Data in this exercise START
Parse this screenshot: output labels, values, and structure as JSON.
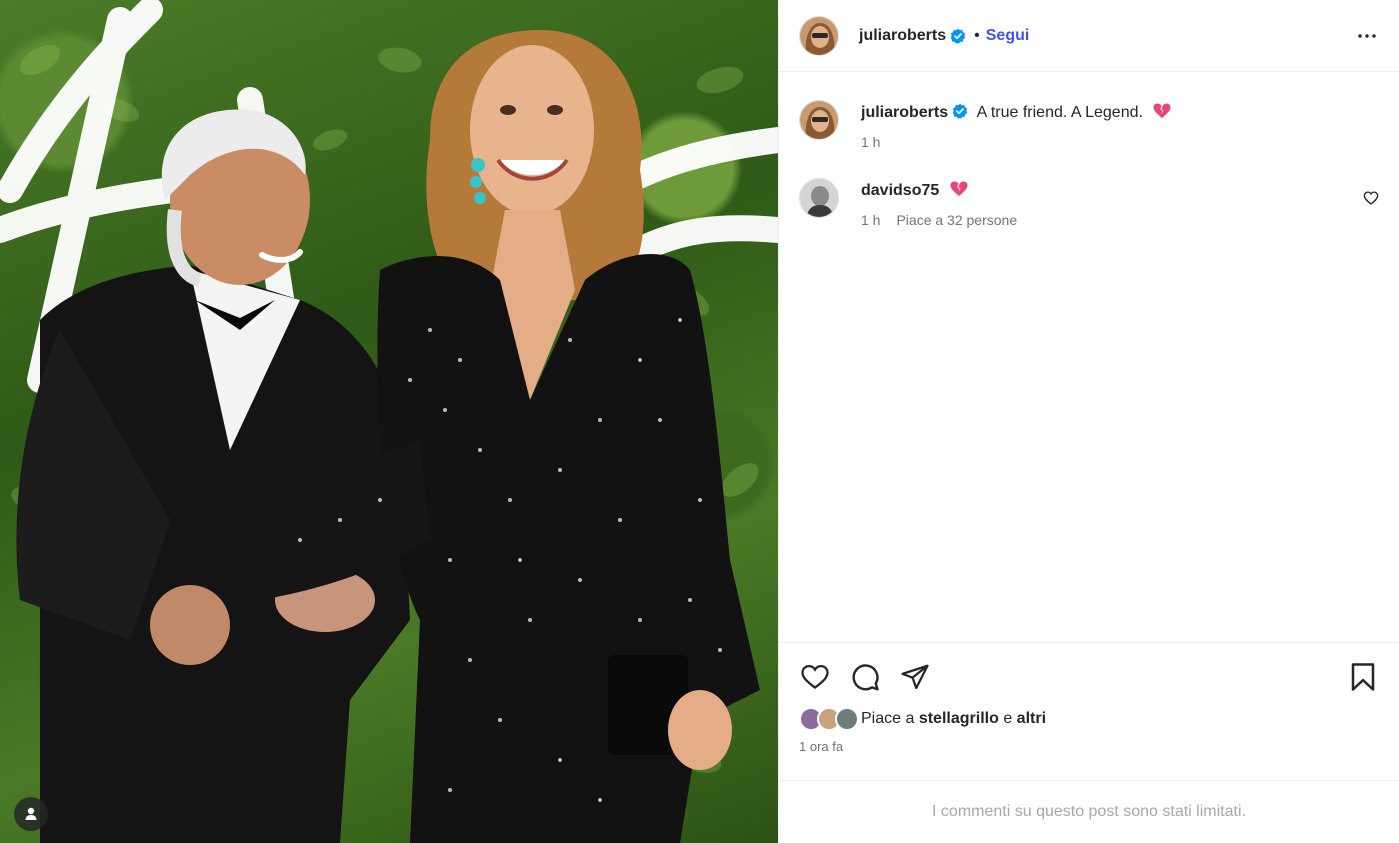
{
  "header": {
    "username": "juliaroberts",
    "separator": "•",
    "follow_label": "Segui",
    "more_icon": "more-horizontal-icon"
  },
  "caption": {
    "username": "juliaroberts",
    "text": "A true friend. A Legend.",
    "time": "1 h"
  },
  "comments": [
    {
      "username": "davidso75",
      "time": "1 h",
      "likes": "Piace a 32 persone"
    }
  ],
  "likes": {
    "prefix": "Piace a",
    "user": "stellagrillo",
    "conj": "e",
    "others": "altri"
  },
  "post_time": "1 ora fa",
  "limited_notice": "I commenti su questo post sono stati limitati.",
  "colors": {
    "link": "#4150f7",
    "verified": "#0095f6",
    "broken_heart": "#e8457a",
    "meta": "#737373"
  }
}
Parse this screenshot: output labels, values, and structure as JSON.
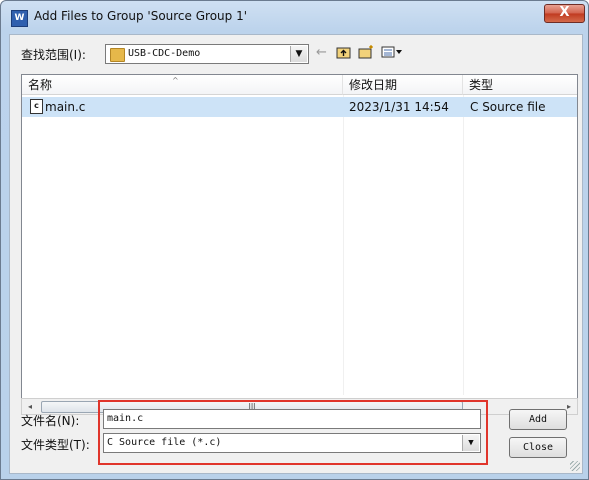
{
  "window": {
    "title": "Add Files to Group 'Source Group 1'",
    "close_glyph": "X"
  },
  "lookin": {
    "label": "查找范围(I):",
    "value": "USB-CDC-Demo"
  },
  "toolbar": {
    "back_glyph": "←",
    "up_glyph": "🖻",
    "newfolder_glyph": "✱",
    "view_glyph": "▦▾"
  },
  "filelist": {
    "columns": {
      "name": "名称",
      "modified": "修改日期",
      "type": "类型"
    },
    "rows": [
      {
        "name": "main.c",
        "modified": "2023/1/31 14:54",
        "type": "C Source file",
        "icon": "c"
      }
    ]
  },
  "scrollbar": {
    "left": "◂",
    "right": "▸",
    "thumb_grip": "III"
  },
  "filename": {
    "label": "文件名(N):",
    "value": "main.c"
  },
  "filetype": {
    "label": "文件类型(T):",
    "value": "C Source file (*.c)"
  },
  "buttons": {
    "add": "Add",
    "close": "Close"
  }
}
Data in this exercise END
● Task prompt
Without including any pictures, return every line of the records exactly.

● Completed exercise
Parse this screenshot: output labels, values, and structure as JSON.
{
  "header": {
    "username": "juliaroberts",
    "separator": "•",
    "follow_label": "Segui",
    "more_icon": "more-horizontal-icon"
  },
  "caption": {
    "username": "juliaroberts",
    "text": "A true friend. A Legend.",
    "time": "1 h"
  },
  "comments": [
    {
      "username": "davidso75",
      "time": "1 h",
      "likes": "Piace a 32 persone"
    }
  ],
  "likes": {
    "prefix": "Piace a",
    "user": "stellagrillo",
    "conj": "e",
    "others": "altri"
  },
  "post_time": "1 ora fa",
  "limited_notice": "I commenti su questo post sono stati limitati.",
  "colors": {
    "link": "#4150f7",
    "verified": "#0095f6",
    "broken_heart": "#e8457a",
    "meta": "#737373"
  }
}
Parse this screenshot: output labels, values, and structure as JSON.
{
  "window": {
    "title": "Add Files to Group 'Source Group 1'",
    "close_glyph": "X"
  },
  "lookin": {
    "label": "查找范围(I):",
    "value": "USB-CDC-Demo"
  },
  "toolbar": {
    "back_glyph": "←",
    "up_glyph": "🖻",
    "newfolder_glyph": "✱",
    "view_glyph": "▦▾"
  },
  "filelist": {
    "columns": {
      "name": "名称",
      "modified": "修改日期",
      "type": "类型"
    },
    "rows": [
      {
        "name": "main.c",
        "modified": "2023/1/31 14:54",
        "type": "C Source file",
        "icon": "c"
      }
    ]
  },
  "scrollbar": {
    "left": "◂",
    "right": "▸",
    "thumb_grip": "III"
  },
  "filename": {
    "label": "文件名(N):",
    "value": "main.c"
  },
  "filetype": {
    "label": "文件类型(T):",
    "value": "C Source file (*.c)"
  },
  "buttons": {
    "add": "Add",
    "close": "Close"
  }
}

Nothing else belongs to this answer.